I wake up before the rooster crows and the chickens cluck and the dogs
start barking. It’s dark. And a little eerie. All the floorboards
creak so I don’t want to get up. There is a hole in the floor in the
middle of the hall and I have dreams that I fall in. Or dream monsters
live in it and will come and get me if I make the floorboards creak.
I’ve tried for years to find a quiet way to walk across the floor.
The cracking plaster and random graffiti on the wall adds to the
effect. It feels like the house is not getting proper attention. But
everything works. All the outlets, light switches, windows. Sometimes
there is a leak in the infernal roof. But Grampy will fix it. He’s
good at fixing things. All kinds of things. It may not be the
prettiest solution. But by gum it will work. At least until it breaks
I can only make out a couple letters of my uncles name. He wrote it in
big white letters. Not too bright, but you can’t miss it. Unless its
too dark and you can only make out part of a t and a little o. There
are quite a few rooms in this house. There where a lot of kids who
lived here. 8 siblings, but many others have stayed here. Only Scott
remains at the house. The others have moved on. Grandma and Grampy
live here of course. I thought Grampy would die here, but that wasn’t
Eventually the house was too much for the old guy. The man who would
battle in ww2, battle machinery on a daily basis, and confront mother
nature on more than one occasion. His house was both a blessing and a
So I fall back to sleep.
I’m awoken at the noise of what sounds like a moose in the kitchen.
The kitchen is across the creaky hall, down the stairs, back through
another hall and on the right. So the noise is loud to wake me up. And
it does sound like a moose. A big one. In the kitchen. But it’s not.
It’s Grampy getting coffee. Or rather it’s Grampy blowing his nose
before he has his coffee and reads the paper.
The rooster is up. And so are the chickens. The dogs are out with the
neighbor doing whatever it is he does. And Grampy is reading the
paper. This is my favorite time to see him. This is usually the
happiest I ever see him. Unless he is working on something with uncle
Craig. I won’t disturb him, he’s had his share of little kids, or
yahoos, and the allure has left his mind. He’s thinking about what he
is going to do today. It’s Saturday. He’ll try and get that gravely
running and cut the lawn. He’ll have to go do whatever it is he does
in that garden. He grows wonderful vegetables. There is a garden the
size of a football field out towards the rail road tracks. 5 years ago
it was near the grapes, but you have to rotate your crops or else the
ground goes bad.
As a kid, we always played. We played under the trees along the
driveway, we played out in the evergreen trees, we played on the
tracks and in the creek. Sometimes grandma would take us to the
cockeran’s pool and we would play on the inner tubes and the diving
board. And all the while Grampy would work.
He would fix the gravely, mow the yards and work in his garden. Then

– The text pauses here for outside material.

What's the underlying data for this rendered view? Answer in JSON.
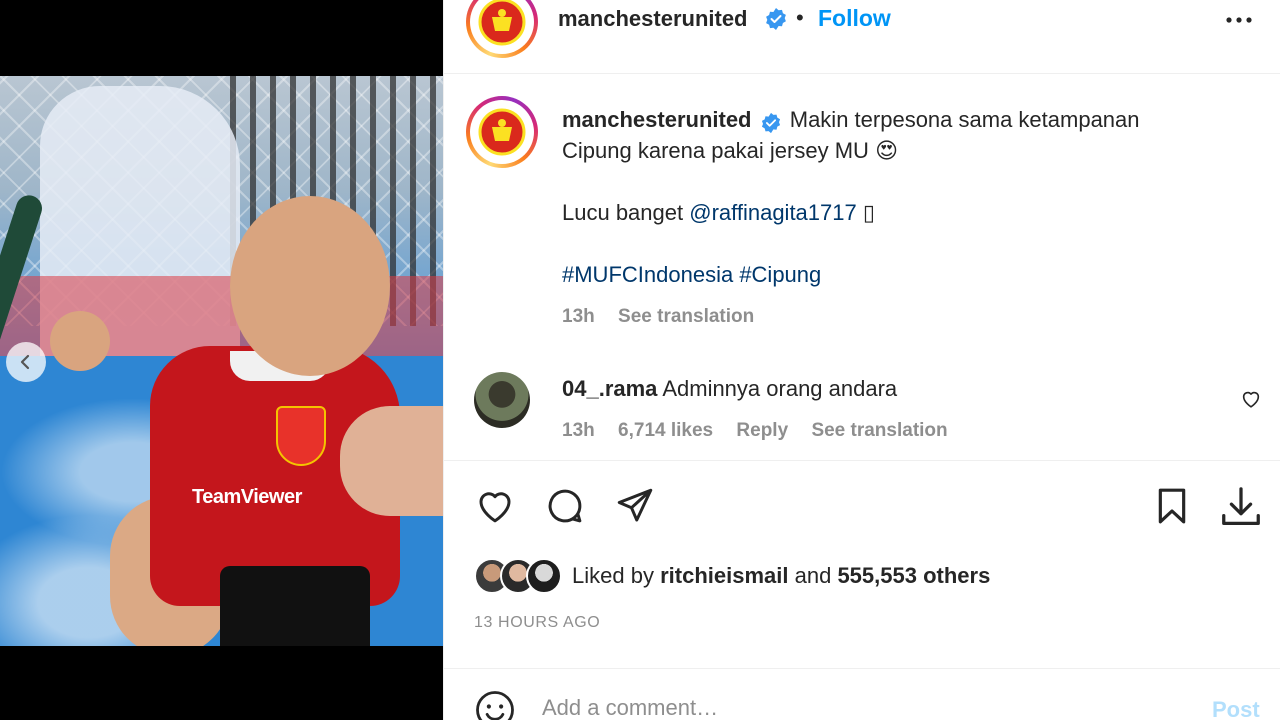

uncle Craig would come over and they would work on one of my aunts
cars. One of them was always broken. Maybe he would need a part or a
tool and he would have to go to a friends house or the store to see if
he could find it. Most of the time he would just rig something out of
spare parts in the chicken coop.
He always had a chicken coop, but it never had any chickens. Wasps,
bees, and ground hogs yes, but I never saw a chicken. That was before
my time. They did have them. And my mom can tell of stories where Rex
would attack my uncle craig. Almost tearing out his eye. That’s my
mom’s story so I’ll let her tell it. The chicken coup I know looks like
it was burned down and refused to go down. A stubborn coop to match my
stubborn Grampy. I can say he was resistant to change. He had an idea
of what the world was and he represented that view. Never one to jump
on a soapbox, he would share thought in a conversation. And many
conversations where had at his dinner table. Usually followed by some
scrabble where grandma and my mom would battle for the win. But before
scrabble there was pie. And before pie is when we would have time for
the whole family to talk.
There were a lot of people at the dinner table. So many that I was
often relegated to the kids table. I wasn’t the oldest as long as aunt
Michelle sat with us. Sometimes she got a seat at the adult table. But
I rarely if ever made the cut. I never really understood what they
talked about at the adult table anyway. It usually had to deal with
work. And the kid table was usually about play. Way more fun with the
Grampy always sat at the head of the table. He was usually served
last, but we didn’t eat until he said grace. We didn’t hold hands or
share the duties. It was always Grampy and always the same. He would
bow his head, fold his hands and begin his graceful prayer. Then smile
and dive into his huge offering. He had a veraciois appetite and ate
anything put on his plate. I never saw him turn down a helping. And
following his feast, he would eat pie. Not just one, we would usually
have several choices. Apple, cherry, rhubarb, and in the fall,
pumpkin. Everything was grown in his yard.
He had cherry trees, apple trees, a rhubarb patch and a pumpkin patch.
So much work for so much reward. He would have a slice of whatever pie
you had. At least one of each.
He was a man who worked hard for the people loved. But not too hard to
miss on the simple things in life.